Additionally, Mancini had a particularly unique perspective, given that he had an inside view of the marketing world. His father worked in marketing, so Mancini was always aware of the negative side of advertising. He told Yahoo, “Initially, my impulse was I wanted to write a dark satire about how marketing affected children, because my dad worked in marketing and advertising when I was growing up, and so I was exposed to that world a lot. And I saw from a very early age how cynical it is, the notion of creating products and getting people to buy things that they don’t really need, and how they do that sometimes to children specifically. They refer to children as ‘consumer trainees.’”

Mancini took the dark side of marketing along with the Cabbage Patch Kids craze and combined it with his knowledge of the sophistication of animatronics in the 1980s to create Child’s Play. While most viewers will be focused on the killer doll, remnants of that dark marketing satire Mancini envisioned appear in the film. Instead of Cabbage Patch Kids, the “Good Guys” doll craze has taken over the nation. Hence, all little Andy Barclay (Alex Vincent) wants for his birthday is a Good Guy doll, sending his mother, Karen (Catherine Hicks), scrambling to find one despite being unable to afford it. This is why she ends up buying a discounted one from a homeless peddler, which turns out to be inhabited by the spirit of a serial killer.

Essentially, mass marketing and the way it makes kids believe they just have to have the latest toy craze is responsible for the Barclay family getting mixed up with Chucky in the first place. Later films continue exploring the marketing theme, as toy companies refuse to stop making “Good Guy” dolls and inadvertently bring Chucky back to life. Mancini saw how marketing led to consumer violence and callously targeted children, making Child’s Play an interesting take on the dangers that lurk within the world of consumerism and advertising.

(Via Yahoo, featured image: Syfy)

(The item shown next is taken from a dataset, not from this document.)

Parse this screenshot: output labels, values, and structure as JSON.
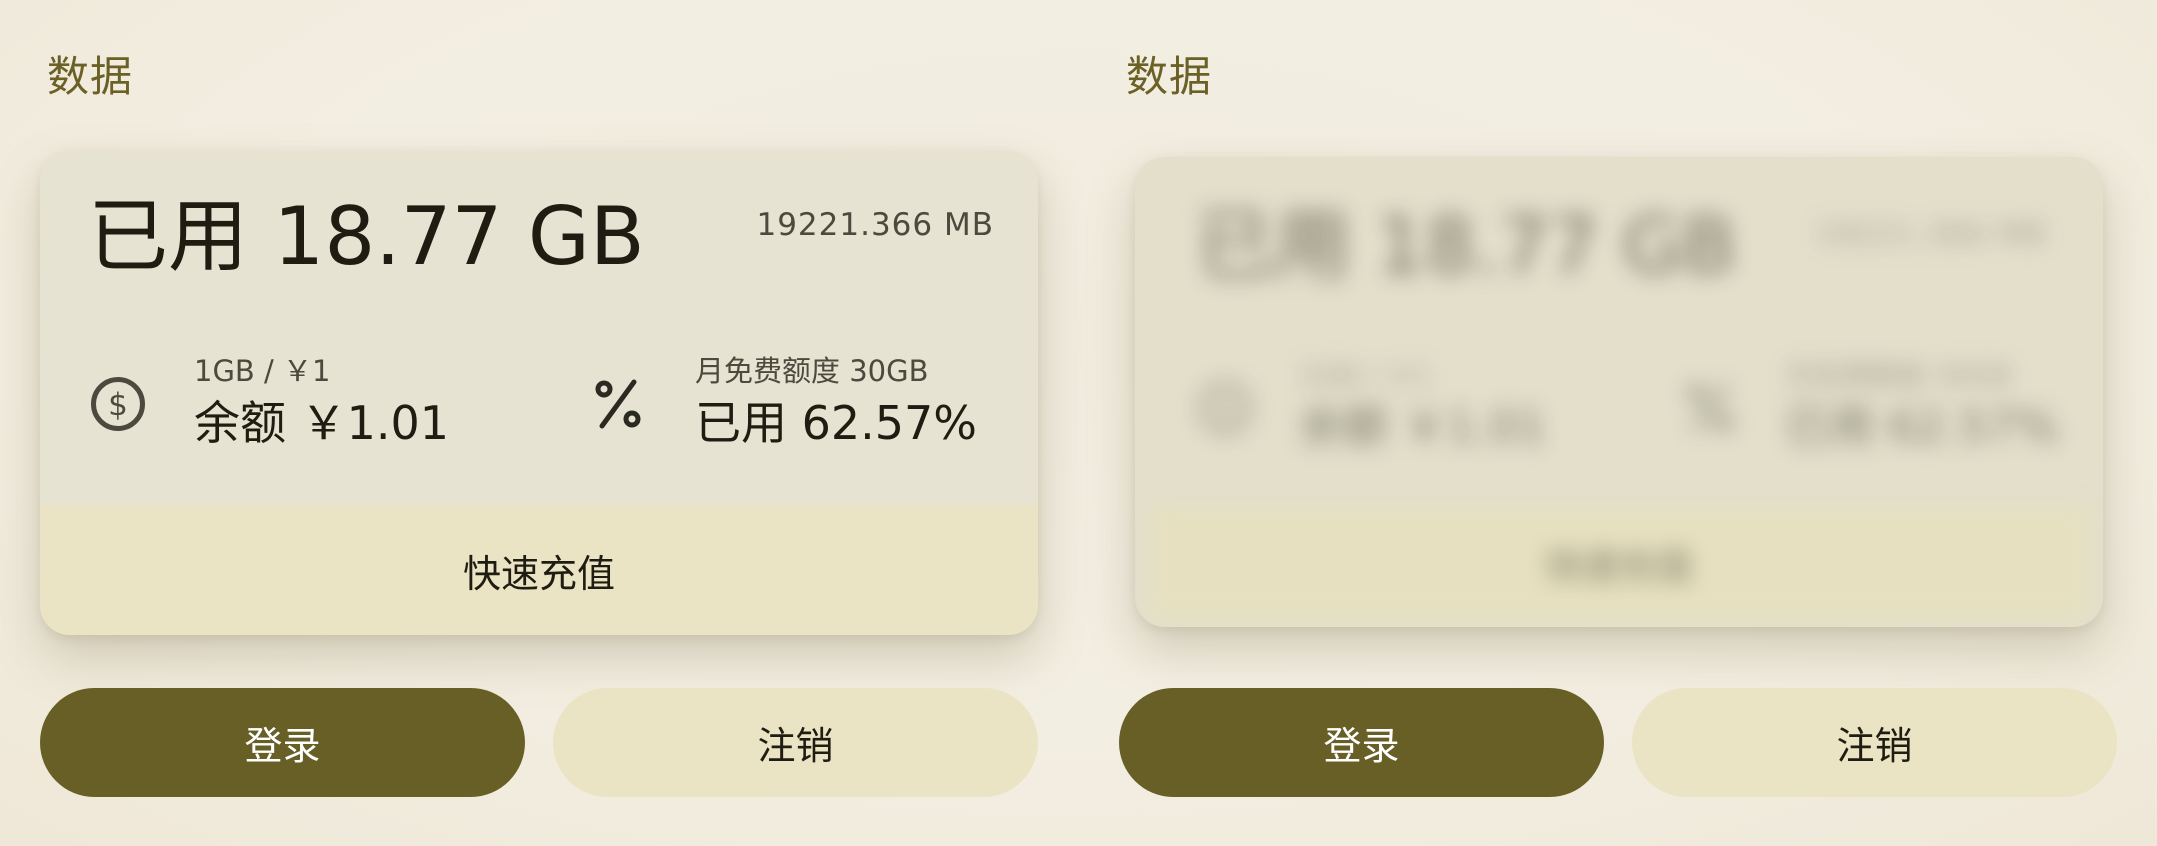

The Mary Sue is supported by our audience. When you purchase through links on our site, we may earn a small affiliate commission. Learn more about our Affiliate Policy
Image of Rachel Ulatowski
Rachel Ulatowski
Rachel Ulatowski is a Staff Writer for The Mary Sue, who frequently covers DC, Marvel, Star Wars, literature, and celebrity news. She has over three years of experience in the digital media and entertainment industry, and her works can also be found on Screen Rant, JustWatch, and Tell-Tale TV. She enjoys running, reading, snarking on YouTube personalities, and working on her future novel when she's not writing professionally. You can find more of her writing on Twitter at @RachelUlatowski.